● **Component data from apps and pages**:
-------------------------
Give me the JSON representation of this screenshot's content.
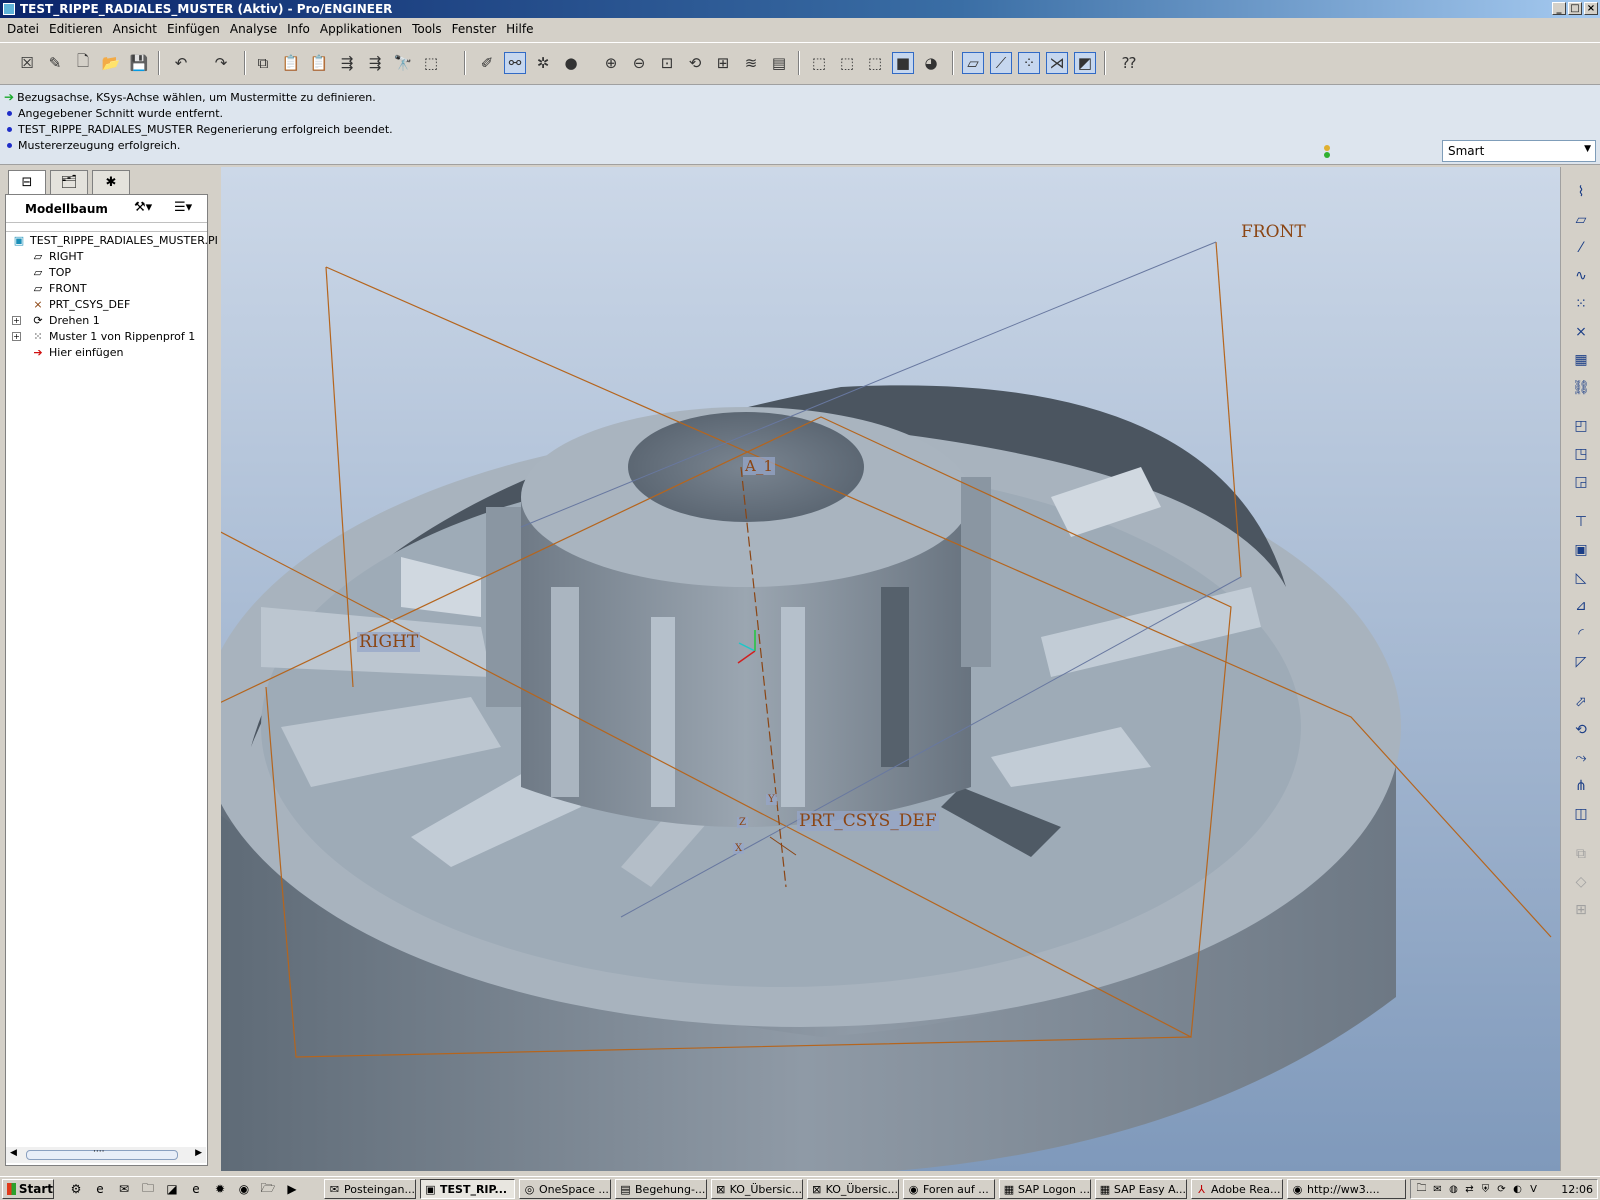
{
  "window": {
    "title": "TEST_RIPPE_RADIALES_MUSTER (Aktiv) - Pro/ENGINEER",
    "minimize": "_",
    "maximize": "□",
    "close": "×"
  },
  "menubar": {
    "items": [
      "Datei",
      "Editieren",
      "Ansicht",
      "Einfügen",
      "Analyse",
      "Info",
      "Applikationen",
      "Tools",
      "Fenster",
      "Hilfe"
    ]
  },
  "toolbar": {
    "icons": [
      "close-window-icon",
      "edit-icon",
      "new-file-icon",
      "open-folder-icon",
      "save-icon",
      "undo-icon",
      "redo-icon",
      "copy-icon",
      "paste-icon",
      "paste-special-icon",
      "regenerate-icon",
      "regenerate-manager-icon",
      "find-icon",
      "select-box-icon",
      "sketch-icon",
      "datum-display-icon",
      "spin-center-icon",
      "shading-icon",
      "zoom-in-icon",
      "zoom-out-icon",
      "refit-icon",
      "reorient-icon",
      "saved-views-icon",
      "layers-icon",
      "view-manager-icon",
      "wireframe-icon",
      "hidden-line-icon",
      "no-hidden-icon",
      "shaded-icon",
      "enhanced-realism-icon",
      "datum-planes-icon",
      "datum-axes-icon",
      "datum-points-icon",
      "coord-systems-icon",
      "annotations-icon",
      "context-help-icon"
    ]
  },
  "messages": [
    {
      "kind": "prompt",
      "text": "Bezugsachse, KSys-Achse wählen, um Mustermitte zu definieren."
    },
    {
      "kind": "info",
      "text": "Angegebener Schnitt wurde entfernt."
    },
    {
      "kind": "info",
      "text": "TEST_RIPPE_RADIALES_MUSTER Regenerierung erfolgreich beendet."
    },
    {
      "kind": "info",
      "text": "Mustererzeugung erfolgreich."
    }
  ],
  "selection_filter": {
    "value": "Smart"
  },
  "navigator": {
    "tabs": [
      "model-tree-tab-icon",
      "folder-browser-tab-icon",
      "favorites-tab-icon"
    ],
    "title": "Modellbaum",
    "tree": [
      {
        "label": "TEST_RIPPE_RADIALES_MUSTER.PI",
        "icon": "part-icon",
        "expandable": false
      },
      {
        "label": "RIGHT",
        "icon": "datum-plane-icon",
        "expandable": false
      },
      {
        "label": "TOP",
        "icon": "datum-plane-icon",
        "expandable": false
      },
      {
        "label": "FRONT",
        "icon": "datum-plane-icon",
        "expandable": false
      },
      {
        "label": "PRT_CSYS_DEF",
        "icon": "coordinate-system-icon",
        "expandable": false
      },
      {
        "label": "Drehen 1",
        "icon": "revolve-icon",
        "expandable": true
      },
      {
        "label": "Muster 1 von Rippenprof 1",
        "icon": "pattern-icon",
        "expandable": true
      },
      {
        "label": "Hier einfügen",
        "icon": "insert-here-arrow-icon",
        "expandable": false
      }
    ],
    "scrollbar_grip": "····"
  },
  "viewport": {
    "datum_labels": {
      "front": "FRONT",
      "right": "RIGHT",
      "axis": "A_1",
      "csys": "PRT_CSYS_DEF",
      "csys_y": "Y",
      "csys_z": "Z",
      "csys_x": "X"
    },
    "colors": {
      "background_top": "#ccd8e8",
      "background_bottom": "#7f99bb",
      "model": "#9aa6b2",
      "datum": "#b5651d"
    }
  },
  "right_toolbar": {
    "icons": [
      "datum-plane-tool-icon",
      "datum-plane-icon",
      "datum-axis-icon",
      "datum-curve-icon",
      "datum-point-icon",
      "coord-system-icon",
      "analysis-feature-icon",
      "external-reference-icon",
      "create-sketch-icon",
      "intent-reference-icon",
      "coordinate-icon",
      "hole-icon",
      "shell-icon",
      "rib-icon",
      "draft-icon",
      "round-icon",
      "chamfer-icon",
      "extrude-icon",
      "revolve-icon",
      "sweep-icon",
      "blend-icon",
      "mirror-icon",
      "merge-icon",
      "trim-icon",
      "pattern-icon"
    ]
  },
  "taskbar": {
    "start": "Start",
    "apps": [
      {
        "label": "Posteingan...",
        "icon": "email-icon",
        "active": false
      },
      {
        "label": "TEST_RIP...",
        "icon": "proe-icon",
        "active": true
      },
      {
        "label": "OneSpace ...",
        "icon": "onespace-icon",
        "active": false
      },
      {
        "label": "Begehung-...",
        "icon": "document-icon",
        "active": false
      },
      {
        "label": "KO_Übersic...",
        "icon": "excel-icon",
        "active": false
      },
      {
        "label": "KO_Übersic...",
        "icon": "excel-icon",
        "active": false
      },
      {
        "label": "Foren auf ...",
        "icon": "firefox-icon",
        "active": false
      },
      {
        "label": "SAP Logon ...",
        "icon": "sap-icon",
        "active": false
      },
      {
        "label": "SAP Easy A...",
        "icon": "sap-icon",
        "active": false
      },
      {
        "label": "Adobe Rea...",
        "icon": "adobe-icon",
        "active": false
      },
      {
        "label": "http://ww3....",
        "icon": "firefox-icon",
        "active": false
      }
    ],
    "clock": "12:06"
  }
}
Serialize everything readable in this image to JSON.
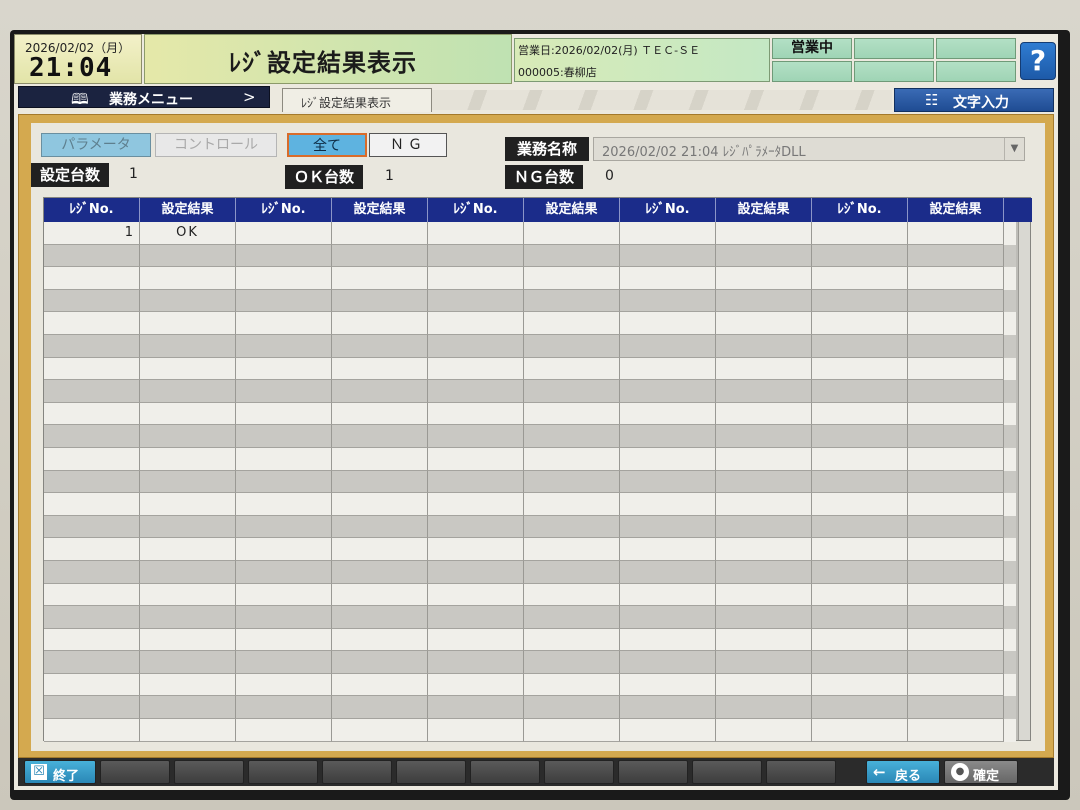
{
  "header": {
    "date": "2026/02/02（月）",
    "time": "21:04",
    "title": "ﾚｼﾞ設定結果表示",
    "business_day_line": "営業日:2026/02/02(月) ＴＥＣ-ＳＥ",
    "store_line": "000005:春柳店",
    "status": "営業中",
    "help_label": "?"
  },
  "nav": {
    "menu_label": "業務メニュー",
    "menu_chevron": ">",
    "active_tab": "ﾚｼﾞ設定結果表示",
    "text_input_label": "文字入力"
  },
  "filters": {
    "parameter": "パラメータ",
    "control": "コントロール",
    "all": "全て",
    "ng": "ＮＧ"
  },
  "summary": {
    "setting_count_label": "設定台数",
    "setting_count": "1",
    "ok_count_label": "ＯＫ台数",
    "ok_count": "1",
    "ng_count_label": "ＮＧ台数",
    "ng_count": "0",
    "business_name_label": "業務名称",
    "business_name_value": "2026/02/02 21:04 ﾚｼﾞﾊﾟﾗﾒｰﾀDLL"
  },
  "table": {
    "headers": [
      "ﾚｼﾞNo.",
      "設定結果",
      "ﾚｼﾞNo.",
      "設定結果",
      "ﾚｼﾞNo.",
      "設定結果",
      "ﾚｼﾞNo.",
      "設定結果",
      "ﾚｼﾞNo.",
      "設定結果"
    ],
    "rows": [
      [
        "1",
        "OK",
        "",
        "",
        "",
        "",
        "",
        "",
        "",
        ""
      ]
    ],
    "visible_row_count": 23
  },
  "footer": {
    "exit_label": "終了",
    "exit_icon": "☒",
    "back_label": "戻る",
    "back_icon": "←",
    "confirm_label": "確定",
    "confirm_icon": "●"
  },
  "colors": {
    "header_bg": "#1b2c8a",
    "panel_border": "#d4a94f",
    "accent_blue": "#2a87b6"
  }
}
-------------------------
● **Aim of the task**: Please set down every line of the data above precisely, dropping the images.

● **Solution below**:
Give me the JSON representation of this screenshot's content.
{
  "window": {
    "title": "TEST_RIPPE_RADIALES_MUSTER (Aktiv) - Pro/ENGINEER",
    "minimize": "_",
    "maximize": "□",
    "close": "×"
  },
  "menubar": {
    "items": [
      "Datei",
      "Editieren",
      "Ansicht",
      "Einfügen",
      "Analyse",
      "Info",
      "Applikationen",
      "Tools",
      "Fenster",
      "Hilfe"
    ]
  },
  "toolbar": {
    "icons": [
      "close-window-icon",
      "edit-icon",
      "new-file-icon",
      "open-folder-icon",
      "save-icon",
      "undo-icon",
      "redo-icon",
      "copy-icon",
      "paste-icon",
      "paste-special-icon",
      "regenerate-icon",
      "regenerate-manager-icon",
      "find-icon",
      "select-box-icon",
      "sketch-icon",
      "datum-display-icon",
      "spin-center-icon",
      "shading-icon",
      "zoom-in-icon",
      "zoom-out-icon",
      "refit-icon",
      "reorient-icon",
      "saved-views-icon",
      "layers-icon",
      "view-manager-icon",
      "wireframe-icon",
      "hidden-line-icon",
      "no-hidden-icon",
      "shaded-icon",
      "enhanced-realism-icon",
      "datum-planes-icon",
      "datum-axes-icon",
      "datum-points-icon",
      "coord-systems-icon",
      "annotations-icon",
      "context-help-icon"
    ]
  },
  "messages": [
    {
      "kind": "prompt",
      "text": "Bezugsachse, KSys-Achse wählen, um Mustermitte zu definieren."
    },
    {
      "kind": "info",
      "text": "Angegebener Schnitt wurde entfernt."
    },
    {
      "kind": "info",
      "text": "TEST_RIPPE_RADIALES_MUSTER Regenerierung erfolgreich beendet."
    },
    {
      "kind": "info",
      "text": "Mustererzeugung erfolgreich."
    }
  ],
  "selection_filter": {
    "value": "Smart"
  },
  "navigator": {
    "tabs": [
      "model-tree-tab-icon",
      "folder-browser-tab-icon",
      "favorites-tab-icon"
    ],
    "title": "Modellbaum",
    "tree": [
      {
        "label": "TEST_RIPPE_RADIALES_MUSTER.PI",
        "icon": "part-icon",
        "expandable": false
      },
      {
        "label": "RIGHT",
        "icon": "datum-plane-icon",
        "expandable": false
      },
      {
        "label": "TOP",
        "icon": "datum-plane-icon",
        "expandable": false
      },
      {
        "label": "FRONT",
        "icon": "datum-plane-icon",
        "expandable": false
      },
      {
        "label": "PRT_CSYS_DEF",
        "icon": "coordinate-system-icon",
        "expandable": false
      },
      {
        "label": "Drehen 1",
        "icon": "revolve-icon",
        "expandable": true
      },
      {
        "label": "Muster 1 von Rippenprof 1",
        "icon": "pattern-icon",
        "expandable": true
      },
      {
        "label": "Hier einfügen",
        "icon": "insert-here-arrow-icon",
        "expandable": false
      }
    ],
    "scrollbar_grip": "····"
  },
  "viewport": {
    "datum_labels": {
      "front": "FRONT",
      "right": "RIGHT",
      "axis": "A_1",
      "csys": "PRT_CSYS_DEF",
      "csys_y": "Y",
      "csys_z": "Z",
      "csys_x": "X"
    },
    "colors": {
      "background_top": "#ccd8e8",
      "background_bottom": "#7f99bb",
      "model": "#9aa6b2",
      "datum": "#b5651d"
    }
  },
  "right_toolbar": {
    "icons": [
      "datum-plane-tool-icon",
      "datum-plane-icon",
      "datum-axis-icon",
      "datum-curve-icon",
      "datum-point-icon",
      "coord-system-icon",
      "analysis-feature-icon",
      "external-reference-icon",
      "create-sketch-icon",
      "intent-reference-icon",
      "coordinate-icon",
      "hole-icon",
      "shell-icon",
      "rib-icon",
      "draft-icon",
      "round-icon",
      "chamfer-icon",
      "extrude-icon",
      "revolve-icon",
      "sweep-icon",
      "blend-icon",
      "mirror-icon",
      "merge-icon",
      "trim-icon",
      "pattern-icon"
    ]
  },
  "taskbar": {
    "start": "Start",
    "apps": [
      {
        "label": "Posteingan...",
        "icon": "email-icon",
        "active": false
      },
      {
        "label": "TEST_RIP...",
        "icon": "proe-icon",
        "active": true
      },
      {
        "label": "OneSpace ...",
        "icon": "onespace-icon",
        "active": false
      },
      {
        "label": "Begehung-...",
        "icon": "document-icon",
        "active": false
      },
      {
        "label": "KO_Übersic...",
        "icon": "excel-icon",
        "active": false
      },
      {
        "label": "KO_Übersic...",
        "icon": "excel-icon",
        "active": false
      },
      {
        "label": "Foren auf ...",
        "icon": "firefox-icon",
        "active": false
      },
      {
        "label": "SAP Logon ...",
        "icon": "sap-icon",
        "active": false
      },
      {
        "label": "SAP Easy A...",
        "icon": "sap-icon",
        "active": false
      },
      {
        "label": "Adobe Rea...",
        "icon": "adobe-icon",
        "active": false
      },
      {
        "label": "http://ww3....",
        "icon": "firefox-icon",
        "active": false
      }
    ],
    "clock": "12:06"
  }
}
Serialize everything readable in this image to JSON.
{
  "header": {
    "date": "2026/02/02（月）",
    "time": "21:04",
    "title": "ﾚｼﾞ設定結果表示",
    "business_day_line": "営業日:2026/02/02(月) ＴＥＣ-ＳＥ",
    "store_line": "000005:春柳店",
    "status": "営業中",
    "help_label": "?"
  },
  "nav": {
    "menu_label": "業務メニュー",
    "menu_chevron": ">",
    "active_tab": "ﾚｼﾞ設定結果表示",
    "text_input_label": "文字入力"
  },
  "filters": {
    "parameter": "パラメータ",
    "control": "コントロール",
    "all": "全て",
    "ng": "ＮＧ"
  },
  "summary": {
    "setting_count_label": "設定台数",
    "setting_count": "1",
    "ok_count_label": "ＯＫ台数",
    "ok_count": "1",
    "ng_count_label": "ＮＧ台数",
    "ng_count": "0",
    "business_name_label": "業務名称",
    "business_name_value": "2026/02/02 21:04 ﾚｼﾞﾊﾟﾗﾒｰﾀDLL"
  },
  "table": {
    "headers": [
      "ﾚｼﾞNo.",
      "設定結果",
      "ﾚｼﾞNo.",
      "設定結果",
      "ﾚｼﾞNo.",
      "設定結果",
      "ﾚｼﾞNo.",
      "設定結果",
      "ﾚｼﾞNo.",
      "設定結果"
    ],
    "rows": [
      [
        "1",
        "OK",
        "",
        "",
        "",
        "",
        "",
        "",
        "",
        ""
      ]
    ],
    "visible_row_count": 23
  },
  "footer": {
    "exit_label": "終了",
    "exit_icon": "☒",
    "back_label": "戻る",
    "back_icon": "←",
    "confirm_label": "確定",
    "confirm_icon": "●"
  },
  "colors": {
    "header_bg": "#1b2c8a",
    "panel_border": "#d4a94f",
    "accent_blue": "#2a87b6"
  }
}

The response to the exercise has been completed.